In fact, over the years, several display makers have spent billions of dollars to build new and large OLED fabs. To be sure, OLEDs enable brighter displays, as compared to traditional LCD technology. OLEDs use a series of thin, light-emitting films, which enables the display to produce brighter light.
OLEDs come in two forms–rigid and flexible. In fact, OLEDs promise to enable the long-awaited flexible display, which comes in foldable, rollable and stretchable forms.
So far, though, OLEDs have only fulfilled some of their promises. OLEDs have yet to take off for large-screen TVs, as the manufacturing flow for the technology is complex and difficult. And LCD TVs, the competing technology, are cheap and relatively easy to make.
But OLEDs are making inroads for small-screen devices, at the expense of the traditional technology–LCDs. “OLEDs are seeing market success for smartphones,” said Max McDaniel, director and chief marketing officer for the Display Business Group at Applied Materials.
In fact, OLEDs are also catching on for both smartphones and smartwatches. Apple, LG and Samsung have jumped on the OLED display bandwagon, at least for some products. And Chinese OEMs are also developing a range of devices using OLED displays.
Still, there are challenges in the OLED front. “OLED is a completely different device. You get rid of the backlight. And you now have a red, green and blue OLED material that is deposited on the glass. When you put current through it, it lights up all by itself,” McDaniel said. “The OLEDs themselves are vulnerable to contamination and temperature. They have a low-thermal budget. They can’t be exposed to any water or oxygen. And they can’t be exposed to the usual lithography steps.”

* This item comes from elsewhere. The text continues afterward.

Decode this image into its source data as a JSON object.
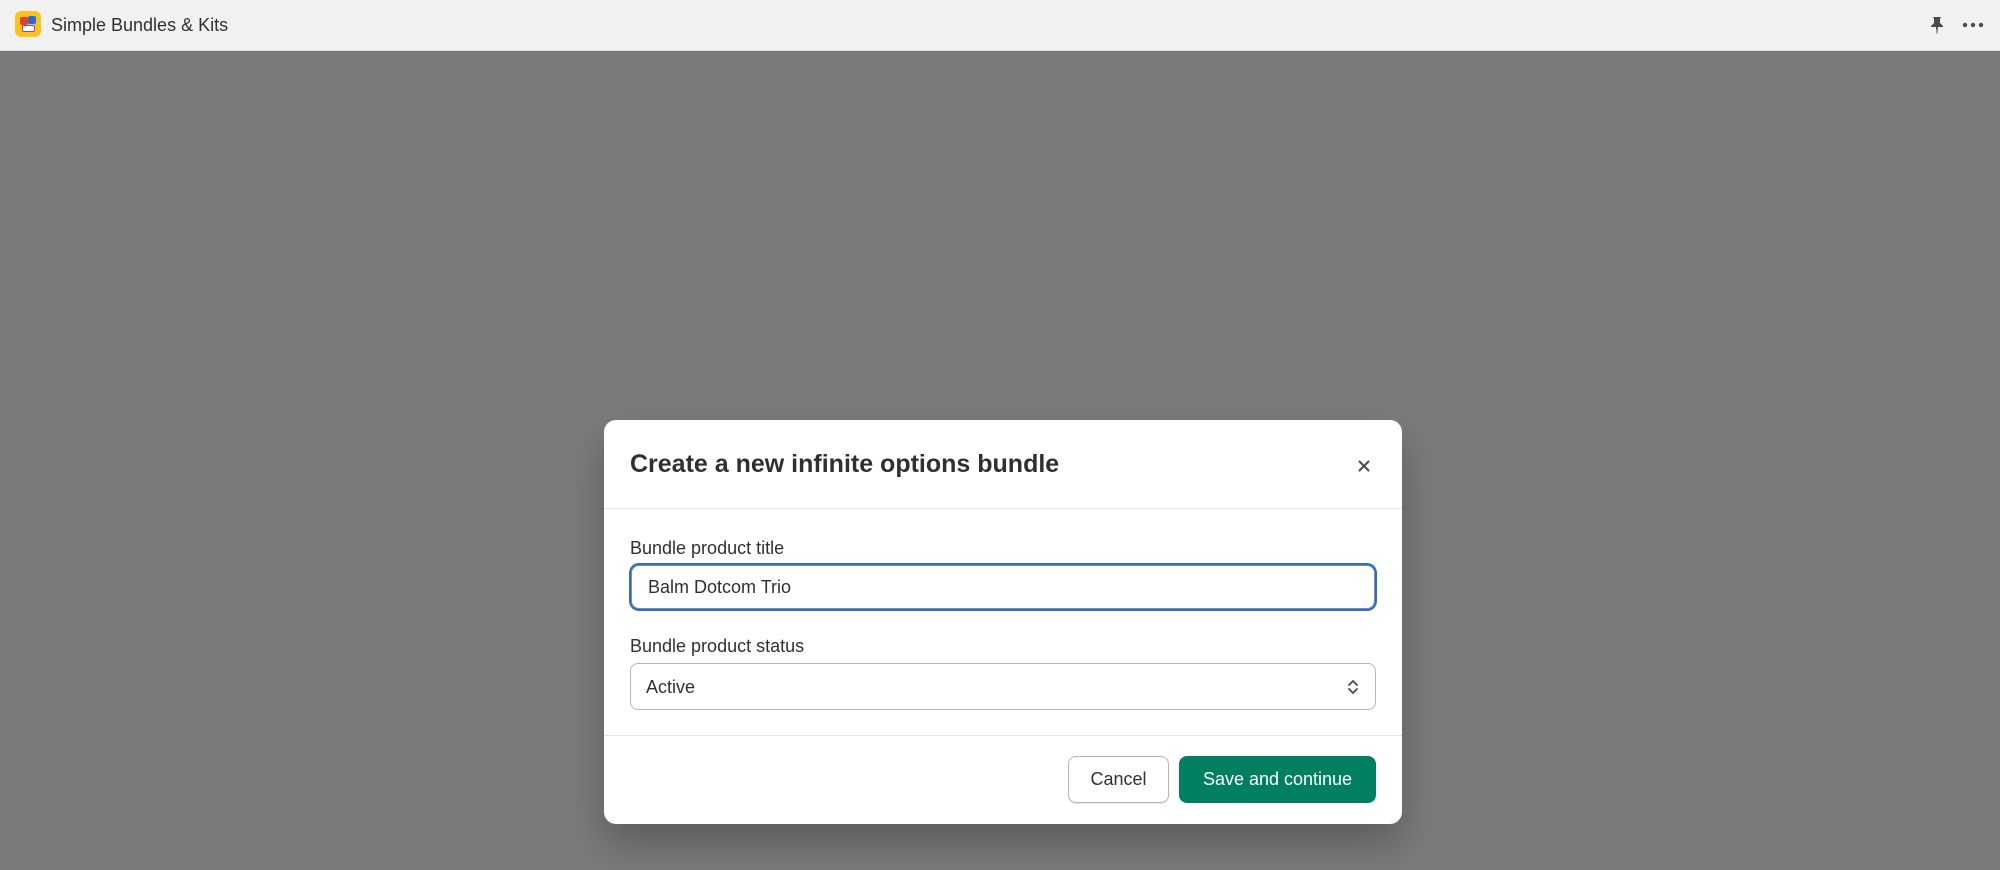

Looking to propel the next wave of OLED displays, Applied Materials has rolled out two new systems. The tools enable the volume production of OLED displays for both mobile products and TVs. The tools include the AKT-20K TFE PECVD and AKT-40K TFE PECVD. The AKT-20K is geared for 925- x 1,500-mm displays, while the AKT-40K is for 1,250- x 2,200-mm products.
Both tools deposit thin-film encapsulation barrier layers that are critical for protecting OLED devices. These high-performance films, deposited at low temperatures of <100°C, address the susceptibility of OLED material to degrade when exposed to environmental elements.

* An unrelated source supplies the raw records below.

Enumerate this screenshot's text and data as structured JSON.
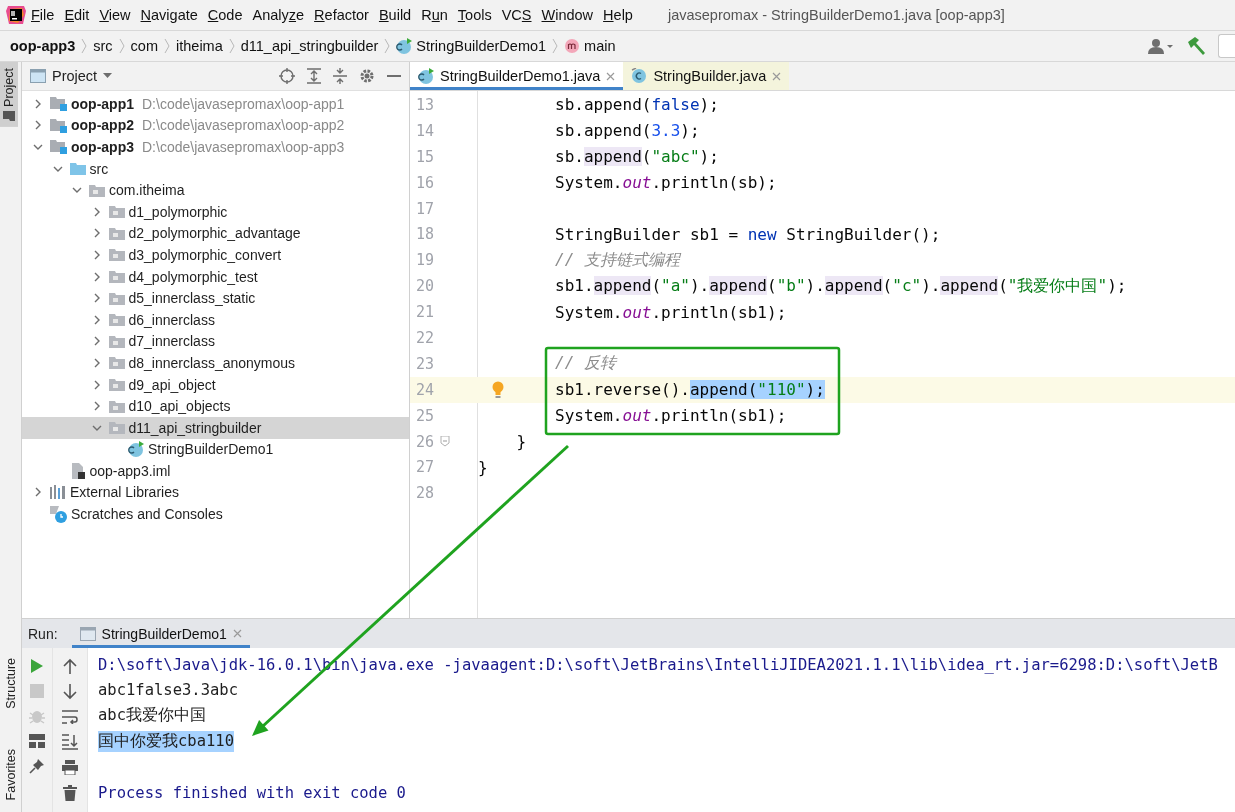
{
  "menu_bar": {
    "items": [
      {
        "key": "F",
        "tail": "ile"
      },
      {
        "key": "E",
        "tail": "dit"
      },
      {
        "key": "V",
        "tail": "iew"
      },
      {
        "key": "N",
        "tail": "avigate"
      },
      {
        "key": "C",
        "tail": "ode"
      },
      {
        "head": "Analy",
        "key": "z",
        "tail": "e"
      },
      {
        "key": "R",
        "tail": "efactor"
      },
      {
        "key": "B",
        "tail": "uild"
      },
      {
        "head": "R",
        "key": "u",
        "tail": "n"
      },
      {
        "key": "T",
        "tail": "ools"
      },
      {
        "head": "VC",
        "key": "S"
      },
      {
        "key": "W",
        "tail": "indow"
      },
      {
        "key": "H",
        "tail": "elp"
      }
    ],
    "title": "javasepromax - StringBuilderDemo1.java [oop-app3]"
  },
  "breadcrumbs": [
    {
      "label": "oop-app3",
      "kind": "module"
    },
    {
      "label": "src",
      "kind": "folder"
    },
    {
      "label": "com",
      "kind": "folder"
    },
    {
      "label": "itheima",
      "kind": "folder"
    },
    {
      "label": "d11_api_stringbuilder",
      "kind": "folder"
    },
    {
      "label": "StringBuilderDemo1",
      "kind": "class"
    },
    {
      "label": "main",
      "kind": "method"
    }
  ],
  "tool_strip": {
    "top": [
      {
        "label": "Project",
        "selected": true
      }
    ],
    "bottom": [
      {
        "label": "Structure",
        "selected": false
      },
      {
        "label": "Favorites",
        "selected": false
      }
    ]
  },
  "project_panel": {
    "title": "Project",
    "tree": [
      {
        "label": "oop-app1",
        "location": "D:\\code\\javasepromax\\oop-app1",
        "kind": "module",
        "expanded": false,
        "selected": false
      },
      {
        "label": "oop-app2",
        "location": "D:\\code\\javasepromax\\oop-app2",
        "kind": "module",
        "expanded": false,
        "selected": false
      },
      {
        "label": "oop-app3",
        "location": "D:\\code\\javasepromax\\oop-app3",
        "kind": "module",
        "expanded": true,
        "selected": false,
        "children": [
          {
            "label": "src",
            "kind": "source-folder",
            "expanded": true,
            "selected": false,
            "children": [
              {
                "label": "com.itheima",
                "kind": "package",
                "expanded": true,
                "selected": false,
                "children": [
                  {
                    "label": "d1_polymorphic",
                    "kind": "package",
                    "expanded": false,
                    "selected": false
                  },
                  {
                    "label": "d2_polymorphic_advantage",
                    "kind": "package",
                    "expanded": false,
                    "selected": false
                  },
                  {
                    "label": "d3_polymorphic_convert",
                    "kind": "package",
                    "expanded": false,
                    "selected": false
                  },
                  {
                    "label": "d4_polymorphic_test",
                    "kind": "package",
                    "expanded": false,
                    "selected": false
                  },
                  {
                    "label": "d5_innerclass_static",
                    "kind": "package",
                    "expanded": false,
                    "selected": false
                  },
                  {
                    "label": "d6_innerclass",
                    "kind": "package",
                    "expanded": false,
                    "selected": false
                  },
                  {
                    "label": "d7_innerclass",
                    "kind": "package",
                    "expanded": false,
                    "selected": false
                  },
                  {
                    "label": "d8_innerclass_anonymous",
                    "kind": "package",
                    "expanded": false,
                    "selected": false
                  },
                  {
                    "label": "d9_api_object",
                    "kind": "package",
                    "expanded": false,
                    "selected": false
                  },
                  {
                    "label": "d10_api_objects",
                    "kind": "package",
                    "expanded": false,
                    "selected": false
                  },
                  {
                    "label": "d11_api_stringbuilder",
                    "kind": "package",
                    "expanded": true,
                    "selected": true,
                    "children": [
                      {
                        "label": "StringBuilderDemo1",
                        "kind": "class",
                        "selected": false
                      }
                    ]
                  }
                ]
              }
            ]
          },
          {
            "label": "oop-app3.iml",
            "kind": "module-file",
            "selected": false
          }
        ]
      },
      {
        "label": "External Libraries",
        "kind": "libraries",
        "expanded": false,
        "selected": false
      },
      {
        "label": "Scratches and Consoles",
        "kind": "scratches",
        "selected": false
      }
    ]
  },
  "editor_tabs": [
    {
      "label": "StringBuilderDemo1.java",
      "kind": "project",
      "selected": true
    },
    {
      "label": "StringBuilder.java",
      "kind": "library",
      "selected": false
    }
  ],
  "code_lines": [
    {
      "number": "13",
      "current": false,
      "tokens": [
        {
          "text": "        sb.append(",
          "kind": "plain"
        },
        {
          "text": "false",
          "kind": "keyword"
        },
        {
          "text": ");",
          "kind": "plain"
        }
      ]
    },
    {
      "number": "14",
      "current": false,
      "tokens": [
        {
          "text": "        sb.append(",
          "kind": "plain"
        },
        {
          "text": "3.3",
          "kind": "number"
        },
        {
          "text": ");",
          "kind": "plain"
        }
      ]
    },
    {
      "number": "15",
      "current": false,
      "tokens": [
        {
          "text": "        sb.",
          "kind": "plain"
        },
        {
          "text": "append",
          "kind": "usage"
        },
        {
          "text": "(",
          "kind": "plain"
        },
        {
          "text": "\"abc\"",
          "kind": "string"
        },
        {
          "text": ");",
          "kind": "plain"
        }
      ]
    },
    {
      "number": "16",
      "current": false,
      "tokens": [
        {
          "text": "        System.",
          "kind": "plain"
        },
        {
          "text": "out",
          "kind": "field"
        },
        {
          "text": ".println(sb);",
          "kind": "plain"
        }
      ]
    },
    {
      "number": "17",
      "current": false
    },
    {
      "number": "18",
      "current": false,
      "tokens": [
        {
          "text": "        StringBuilder sb1 = ",
          "kind": "plain"
        },
        {
          "text": "new",
          "kind": "keyword"
        },
        {
          "text": " StringBuilder();",
          "kind": "plain"
        }
      ]
    },
    {
      "number": "19",
      "current": false,
      "tokens": [
        {
          "text": "        // 支持链式编程",
          "kind": "comment"
        }
      ]
    },
    {
      "number": "20",
      "current": false,
      "tokens": [
        {
          "text": "        sb1.",
          "kind": "plain"
        },
        {
          "text": "append",
          "kind": "usage"
        },
        {
          "text": "(",
          "kind": "plain"
        },
        {
          "text": "\"a\"",
          "kind": "string"
        },
        {
          "text": ").",
          "kind": "plain"
        },
        {
          "text": "append",
          "kind": "usage"
        },
        {
          "text": "(",
          "kind": "plain"
        },
        {
          "text": "\"b\"",
          "kind": "string"
        },
        {
          "text": ").",
          "kind": "plain"
        },
        {
          "text": "append",
          "kind": "usage"
        },
        {
          "text": "(",
          "kind": "plain"
        },
        {
          "text": "\"c\"",
          "kind": "string"
        },
        {
          "text": ").",
          "kind": "plain"
        },
        {
          "text": "append",
          "kind": "usage"
        },
        {
          "text": "(",
          "kind": "plain"
        },
        {
          "text": "\"我爱你中国\"",
          "kind": "string"
        },
        {
          "text": ");",
          "kind": "plain"
        }
      ]
    },
    {
      "number": "21",
      "current": false,
      "tokens": [
        {
          "text": "        System.",
          "kind": "plain"
        },
        {
          "text": "out",
          "kind": "field"
        },
        {
          "text": ".println(sb1);",
          "kind": "plain"
        }
      ]
    },
    {
      "number": "22",
      "current": false
    },
    {
      "number": "23",
      "current": false,
      "tokens": [
        {
          "text": "        // 反转",
          "kind": "comment"
        }
      ]
    },
    {
      "number": "24",
      "current": true,
      "bulb": true,
      "tokens": [
        {
          "text": "        sb1.reverse().",
          "kind": "plain"
        },
        {
          "text": "append(",
          "kind": "selected"
        },
        {
          "text": "\"110\"",
          "kind": "selected-string"
        },
        {
          "text": ");",
          "kind": "selected"
        }
      ]
    },
    {
      "number": "25",
      "current": false,
      "tokens": [
        {
          "text": "        System.",
          "kind": "plain"
        },
        {
          "text": "out",
          "kind": "field"
        },
        {
          "text": ".println(sb1);",
          "kind": "plain"
        }
      ]
    },
    {
      "number": "26",
      "current": false,
      "fold": true,
      "tokens": [
        {
          "text": "    }",
          "kind": "plain"
        }
      ]
    },
    {
      "number": "27",
      "current": false,
      "tokens": [
        {
          "text": "}",
          "kind": "plain"
        }
      ]
    },
    {
      "number": "28",
      "current": false
    }
  ],
  "annotations": [
    {
      "kind": "callout"
    }
  ],
  "run_panel": {
    "label": "Run:",
    "tabs": [
      {
        "label": "StringBuilderDemo1",
        "selected": true
      }
    ],
    "console": [
      {
        "text": "D:\\soft\\Java\\jdk-16.0.1\\bin\\java.exe -javaagent:D:\\soft\\JetBrains\\IntelliJIDEA2021.1.1\\lib\\idea_rt.jar=6298:D:\\soft\\JetB",
        "kind": "command"
      },
      {
        "text": "abc1false3.3abc",
        "kind": "output"
      },
      {
        "text": "abc我爱你中国",
        "kind": "output"
      },
      {
        "text": "国中你爱我cba110",
        "kind": "selected"
      },
      {
        "text": "Process finished with exit code 0",
        "kind": "status"
      }
    ]
  }
}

These systems allow display makers to replace the rigid insulating front glass on the devices. All told, the tools will help enable bendable and curved displays for a new generation of devices, according to James Xiao, vice president and general manager of the CVD & EPG Division within Applied’s AKT Display Business Group.

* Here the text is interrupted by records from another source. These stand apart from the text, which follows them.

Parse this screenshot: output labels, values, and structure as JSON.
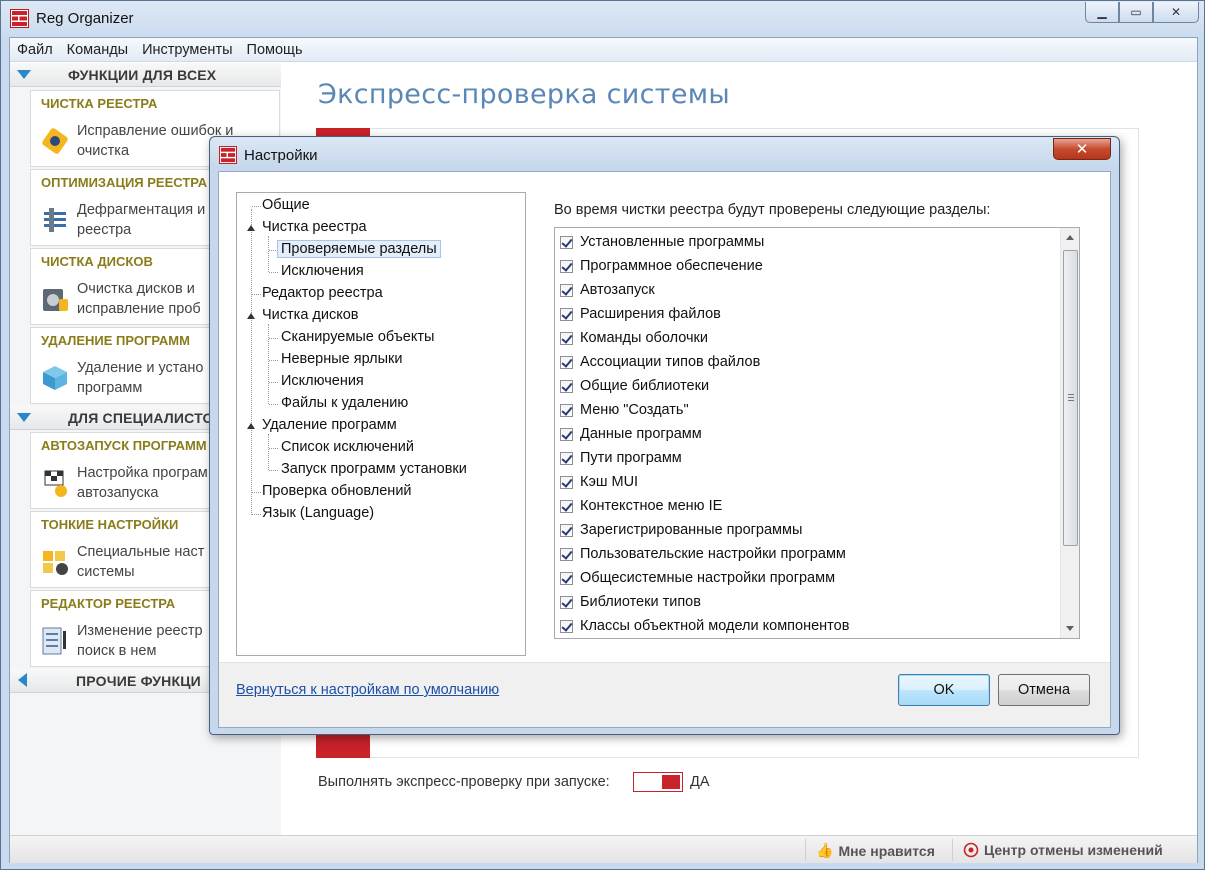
{
  "window": {
    "title": "Reg Organizer"
  },
  "menu": [
    "Файл",
    "Команды",
    "Инструменты",
    "Помощь"
  ],
  "sidebar": {
    "section1": "ФУНКЦИИ ДЛЯ ВСЕХ",
    "section2": "ДЛЯ СПЕЦИАЛИСТО",
    "section3": "ПРОЧИЕ ФУНКЦИ",
    "cards": [
      {
        "category": "ЧИСТКА РЕЕСТРА",
        "desc": "Исправление ошибок и\nочистка",
        "icon": "registry-clean-icon"
      },
      {
        "category": "ОПТИМИЗАЦИЯ РЕЕСТРА",
        "desc": "Дефрагментация и\nреестра",
        "icon": "defrag-icon"
      },
      {
        "category": "ЧИСТКА ДИСКОВ",
        "desc": "Очистка дисков и\nисправление проб",
        "icon": "disk-clean-icon"
      },
      {
        "category": "УДАЛЕНИЕ ПРОГРАММ",
        "desc": "Удаление и устано\nпрограмм",
        "icon": "uninstall-icon"
      },
      {
        "category": "АВТОЗАПУСК ПРОГРАММ",
        "desc": "Настройка програм\nавтозапуска",
        "icon": "autorun-icon"
      },
      {
        "category": "ТОНКИЕ НАСТРОЙКИ",
        "desc": "Специальные наст\nсистемы",
        "icon": "tweaks-icon"
      },
      {
        "category": "РЕДАКТОР РЕЕСТРА",
        "desc": "Изменение реестр\nпоиск в нем",
        "icon": "registry-editor-icon"
      }
    ]
  },
  "main": {
    "title": "Экспресс-проверка системы",
    "express_label": "Выполнять экспресс-проверку при запуске:",
    "express_value": "ДА"
  },
  "status": {
    "like": "Мне нравится",
    "undo_center": "Центр отмены изменений"
  },
  "dialog": {
    "title": "Настройки",
    "tree": [
      {
        "label": "Общие",
        "level": 0
      },
      {
        "label": "Чистка реестра",
        "level": 0,
        "expanded": true
      },
      {
        "label": "Проверяемые разделы",
        "level": 1,
        "selected": true
      },
      {
        "label": "Исключения",
        "level": 1
      },
      {
        "label": "Редактор реестра",
        "level": 0
      },
      {
        "label": "Чистка дисков",
        "level": 0,
        "expanded": true
      },
      {
        "label": "Сканируемые объекты",
        "level": 1
      },
      {
        "label": "Неверные ярлыки",
        "level": 1
      },
      {
        "label": "Исключения",
        "level": 1
      },
      {
        "label": "Файлы к удалению",
        "level": 1
      },
      {
        "label": "Удаление программ",
        "level": 0,
        "expanded": true
      },
      {
        "label": "Список исключений",
        "level": 1
      },
      {
        "label": "Запуск программ установки",
        "level": 1
      },
      {
        "label": "Проверка обновлений",
        "level": 0
      },
      {
        "label": "Язык (Language)",
        "level": 0
      }
    ],
    "list_caption": "Во время чистки реестра будут проверены следующие разделы:",
    "items": [
      "Установленные программы",
      "Программное обеспечение",
      "Автозапуск",
      "Расширения файлов",
      "Команды оболочки",
      "Ассоциации типов файлов",
      "Общие библиотеки",
      "Меню \"Создать\"",
      "Данные программ",
      "Пути программ",
      "Кэш MUI",
      "Контекстное меню IE",
      "Зарегистрированные программы",
      "Пользовательские настройки программ",
      "Общесистемные настройки программ",
      "Библиотеки типов",
      "Классы объектной модели компонентов"
    ],
    "reset_link": "Вернуться к настройкам по умолчанию",
    "ok": "OK",
    "cancel": "Отмена"
  }
}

Flexible displays have been promised for years, but now the technology may finally take off. “Flexible OLED displays could be used in four types of form factors: bendable dynamic, foldable dynamic, fixed curved, and flat with a flexible substrate,” said Jennifer Colegrove, chief executive of Touch Display Research.
“We forecast that flexible OLED displays will have tremendous growth in the next several years,” Colegrove said. “Flat OLED displays with flexible substrate have been implemented in the Apple Watch because of the thin, lightweight characteristics. However, we forecast this form factor will decrease in the next several years, since it didn’t take advantage of the ‘curve’ characteristic of flexible OLED displays.”
Others have a different viewpoint. “Flexible OLED production yield has improved dramatically over the last few years, which could prompt panel manufacturers to ramp up flexible OLED production lines,” said Jerry Kang, principal analyst at IHS, in a recent report. “Market growth could also accelerate when flexible displays debut in foldable, rollable and stretchable forms.”
In fact, flexible displays are expected to comprise 15% of the total display market revenue in 2024, according to the research firm. As flexible OLED production continues to improve, revenue from flexible display production will expand at a compound annual growth rate of 44% from 2014, to reach $23 billion in 2024, according to IHS.
Flexible displays are feeding the market for various applications. For example, LG Electronics and Samsung have both applied flexible OLEDs to their flagship smartphones. The Apple Watch, which uses flexible display technology, has also added to the momentum of OLED in wearable devices. “Flexible display technology is not only gathering heated attention from electronics giants, but it is also stimulating startups to experiment with novel applications and innovations,” Kang said.